▶ REQUIREMENT: Report the count of lines holding "true" in the records, with no other words.

▶ ENTRIES SUPPLIED:
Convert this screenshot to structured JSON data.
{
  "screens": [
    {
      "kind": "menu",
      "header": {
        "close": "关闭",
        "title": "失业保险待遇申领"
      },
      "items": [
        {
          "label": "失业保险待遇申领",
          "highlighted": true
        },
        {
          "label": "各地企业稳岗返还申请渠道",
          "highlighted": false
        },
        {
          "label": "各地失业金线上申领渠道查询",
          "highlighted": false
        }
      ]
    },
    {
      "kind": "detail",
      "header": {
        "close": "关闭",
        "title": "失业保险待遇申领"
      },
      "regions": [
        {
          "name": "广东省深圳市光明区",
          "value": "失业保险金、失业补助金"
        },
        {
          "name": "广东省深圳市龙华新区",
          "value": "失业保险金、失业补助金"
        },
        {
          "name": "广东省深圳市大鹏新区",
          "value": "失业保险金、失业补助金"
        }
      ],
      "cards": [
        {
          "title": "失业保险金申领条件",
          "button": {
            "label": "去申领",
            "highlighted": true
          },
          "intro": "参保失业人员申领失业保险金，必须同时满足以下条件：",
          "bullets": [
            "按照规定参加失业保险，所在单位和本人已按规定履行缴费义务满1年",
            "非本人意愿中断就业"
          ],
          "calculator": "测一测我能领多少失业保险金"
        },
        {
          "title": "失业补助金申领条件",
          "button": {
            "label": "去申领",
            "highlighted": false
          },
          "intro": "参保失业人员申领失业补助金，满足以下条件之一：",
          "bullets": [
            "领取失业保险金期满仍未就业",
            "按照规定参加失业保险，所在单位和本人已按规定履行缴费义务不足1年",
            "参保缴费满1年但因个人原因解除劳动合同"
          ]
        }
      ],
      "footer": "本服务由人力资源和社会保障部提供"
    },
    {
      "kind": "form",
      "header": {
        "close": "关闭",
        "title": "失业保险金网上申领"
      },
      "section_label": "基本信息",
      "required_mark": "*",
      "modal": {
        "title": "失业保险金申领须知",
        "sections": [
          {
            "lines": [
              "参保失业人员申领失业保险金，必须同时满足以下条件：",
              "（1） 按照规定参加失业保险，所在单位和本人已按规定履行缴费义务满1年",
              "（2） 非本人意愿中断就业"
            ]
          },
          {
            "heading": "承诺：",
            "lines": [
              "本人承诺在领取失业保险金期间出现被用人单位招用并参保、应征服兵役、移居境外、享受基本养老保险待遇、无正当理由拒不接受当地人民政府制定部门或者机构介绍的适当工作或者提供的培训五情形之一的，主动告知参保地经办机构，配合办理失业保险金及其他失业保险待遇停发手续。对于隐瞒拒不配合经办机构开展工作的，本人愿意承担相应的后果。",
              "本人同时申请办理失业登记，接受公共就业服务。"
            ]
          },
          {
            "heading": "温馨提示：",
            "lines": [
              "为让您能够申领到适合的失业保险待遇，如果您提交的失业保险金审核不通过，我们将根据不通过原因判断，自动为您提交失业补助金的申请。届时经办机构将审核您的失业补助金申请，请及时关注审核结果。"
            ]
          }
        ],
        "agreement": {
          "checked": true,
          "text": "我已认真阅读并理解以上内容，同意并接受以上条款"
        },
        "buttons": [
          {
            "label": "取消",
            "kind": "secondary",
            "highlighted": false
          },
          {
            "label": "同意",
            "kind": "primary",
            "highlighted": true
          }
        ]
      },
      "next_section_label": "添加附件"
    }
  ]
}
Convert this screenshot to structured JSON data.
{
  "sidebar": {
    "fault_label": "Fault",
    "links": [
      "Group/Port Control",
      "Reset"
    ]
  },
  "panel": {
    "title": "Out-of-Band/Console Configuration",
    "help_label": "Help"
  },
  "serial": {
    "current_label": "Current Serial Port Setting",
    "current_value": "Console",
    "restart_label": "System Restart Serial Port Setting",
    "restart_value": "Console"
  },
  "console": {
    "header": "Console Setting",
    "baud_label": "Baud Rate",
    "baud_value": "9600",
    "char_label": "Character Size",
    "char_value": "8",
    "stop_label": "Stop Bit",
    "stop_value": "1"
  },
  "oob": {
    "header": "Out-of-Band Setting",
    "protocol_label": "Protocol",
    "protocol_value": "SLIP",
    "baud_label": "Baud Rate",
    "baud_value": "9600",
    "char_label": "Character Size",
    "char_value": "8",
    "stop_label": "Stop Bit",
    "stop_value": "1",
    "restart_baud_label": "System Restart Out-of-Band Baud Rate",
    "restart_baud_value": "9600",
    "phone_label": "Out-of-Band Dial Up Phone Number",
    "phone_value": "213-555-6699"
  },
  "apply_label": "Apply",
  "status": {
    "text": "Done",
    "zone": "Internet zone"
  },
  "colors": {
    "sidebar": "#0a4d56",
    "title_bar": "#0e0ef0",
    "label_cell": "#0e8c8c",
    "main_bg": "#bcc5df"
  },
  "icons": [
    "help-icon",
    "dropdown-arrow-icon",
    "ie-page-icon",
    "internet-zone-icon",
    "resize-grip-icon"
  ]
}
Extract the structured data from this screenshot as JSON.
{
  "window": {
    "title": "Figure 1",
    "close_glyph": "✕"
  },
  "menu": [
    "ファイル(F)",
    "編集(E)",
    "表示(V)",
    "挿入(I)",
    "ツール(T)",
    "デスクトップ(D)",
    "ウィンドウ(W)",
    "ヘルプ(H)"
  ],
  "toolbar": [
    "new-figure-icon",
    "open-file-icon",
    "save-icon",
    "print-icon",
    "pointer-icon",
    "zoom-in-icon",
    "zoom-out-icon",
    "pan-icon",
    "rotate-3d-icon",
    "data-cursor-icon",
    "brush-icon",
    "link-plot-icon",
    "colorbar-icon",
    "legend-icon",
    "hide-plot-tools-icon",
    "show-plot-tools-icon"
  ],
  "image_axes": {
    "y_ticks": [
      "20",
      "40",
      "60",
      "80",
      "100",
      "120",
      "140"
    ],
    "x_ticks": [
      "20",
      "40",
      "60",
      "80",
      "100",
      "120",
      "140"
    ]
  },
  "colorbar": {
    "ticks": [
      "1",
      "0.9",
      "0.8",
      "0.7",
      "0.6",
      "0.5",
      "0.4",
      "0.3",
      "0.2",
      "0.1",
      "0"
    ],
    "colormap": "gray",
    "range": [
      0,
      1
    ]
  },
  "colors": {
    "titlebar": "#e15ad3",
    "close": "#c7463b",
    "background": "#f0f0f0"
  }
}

▶ WRITTEN SOLUTION: 4